This word is used by some to include all the edible fungi, while many take it to apply only to the well known Agaricus campestris, all the rest being classed as toadstools. There are many edible fungi, but unless you are an expert you had better steer clear of them. Many years ago there was a writer in the Gardeners' Chronicle whose articles and tales of his wanderings in the English fields and woods were most charming. He was not only a dry, matter of fact botanist, but a writer of great fascination. I think his name was Worth -ington G. Smith. Although it is thirty-five years since I read his stories I remember that in one of his articles he mentioned a banquet in London attended by a number of fungi enthusiasts where thirty species formed part of the bill of fare and none of the guests died from the effects. To none of these will this article have any reference, it is with Agaricus campestris we are dealing, the common mushroom of our pastures in September and an important product of our commercial greenhouses.

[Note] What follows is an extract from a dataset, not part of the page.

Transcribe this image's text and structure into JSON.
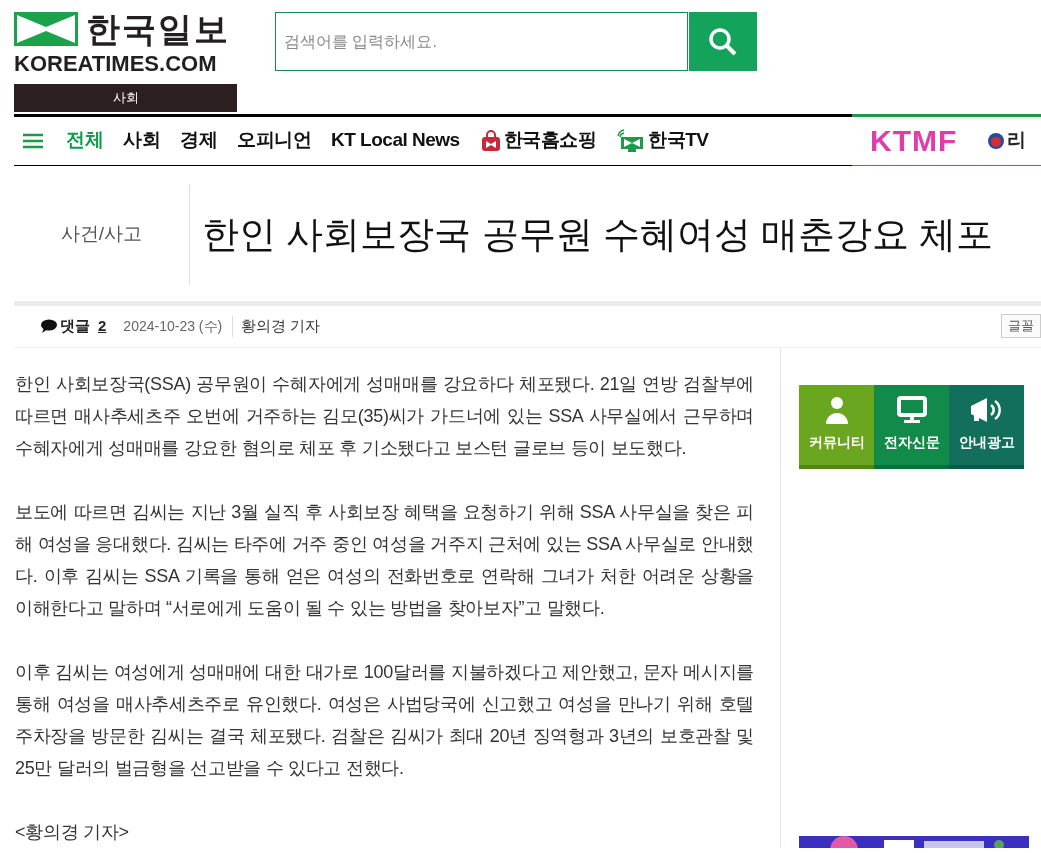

It is a mistake to think that beneath a greenhouse bench is a place especially adapted to the growing of mushrooms. It is often laborious and awkward to handle the material to compose the bed, but few things worth having are obtained without labor. Then there is often a drip from the plants above, and again as spring approaches a great fluctuation of temperature and when summer heat comes the mushroom becomes maggoty. With all these drawbacks tons of mushrooms are grown under greenhouse benches. The writer has often thought a regular and easily worked mushroom house would not be costly to build. It would need no permanent light and should be built so that it would resist the winter's cold and summer's heat. The cold would be much easier to control than the heat of summer. We have seen many different places where mushrooms have been cultivated and a few are worth mentioning. One was a deserted beer . cellar many feet under ground, where the temperature varied little at any time during the year. It was an excellent place, although perhaps expensive to operate. Another was the basement of an abandoned malt-house. This also was successful, although it got too warm in midsummer. In many dry cellars we have seen them cultivated with success, but the ideal place in our opinion exists in the village of Akron, Erie county, N. Y., whose chief industry is the manufacture of quicklime and hydraulic cement. There you find a deserted stone quarry from which millions of tons of carboniferous limestone have been taken out.
Some fifteen years ago I wrote up my visit to these caves and afterwards I rewrote it, and again after a lapse of time I can recall the chief features of conditions and methods of that industry. You enter the caves on the level at the foot of a slight eminence, rising perhaps twenty feet at its highest point above the surrounding land. In a few seconds you are in dense darkness, but are provided with a torch. The rock has been taken out to about eight feet in thickness. In many places the strata you are walking on as well as the strata that forms the roof are as smooth as asphalt pavement. After traveling what seems a long walk, but is perhaps only 100 yards, the familiar odor of fermenting horse manure reaches your nostrils and soon you are looking at half an acre of mushroom beds, of course in all stages of development. The beds are placed on the rock flooring where it is quite dry. They are sixteen feet long and eight feet wide and the manure is ten to twelve inches deep. The beds have the usual covering of loam, but no hay or straw covering; being perfectly dark there is no need of it. The cave covers an area of several acres and near where operations are carried on a hole has been bored up through the flint rock above and through the earth covering the rock bo that a team has only to drive up to this hole and dump the material down. The manure is obtained from several neighboring cities by the carload. This I consider a disadvantage, because the growers have no control over its treatment before shipping, or accidents in the way of rain during transit. The president of the company told me the temperature of the cave did not vary 5 degrees summer or winter and the mean temperature for the year was about 58 degrees. I asked him when there was the best demand for his products. He replied in June, July and August, because greenhouse mushrooms were then infested with maggots and largely out of the market.
The attempt to grow mushrooms is very fascinating, largely because of its mystery. While many of the operations a gardener enters into are gambles, there is none so much a gamble as raising mushrooms. There is a mystery about it. Yo*u may think you know all the essential points and even meet with success for several crops and then you are mystified by a total failure. You have deviated in some slight degree from conditions that were successful and you don't know where, perhaps a little too warm or a little too cold, the bed too dry or too wet, the material fermented too violently and many other causes not evident but sufficient to make the difference between success and failure. This should not discourage the man who has made up his mind to grow mushrooms. Keep at it and you will, to use slang, "get the hang of it," and failure after that does not often occur. Many a good thing is made or done without scientific facts, but from a sort of instinctive knowledge and experiment, and that's the knowledge you want in growing mushrooms.
The literature of the mushroom is aged and extensive. Never mind whether you study Abercrombie's work on the mushroom, published in 1779, or Loudon's, written seventy years ago, or contemporary writers on the subject, they all agree on the simple and substantial points, such as proper material, temperature of the house, depth of bed, covering, time of spawning, etc. All this is easily repeated. The mystery of the thing is to follow and that I believe no man can impart, but experience will teach you and when you have struck it right adhere to it rigidly. Here is what all authors agree on: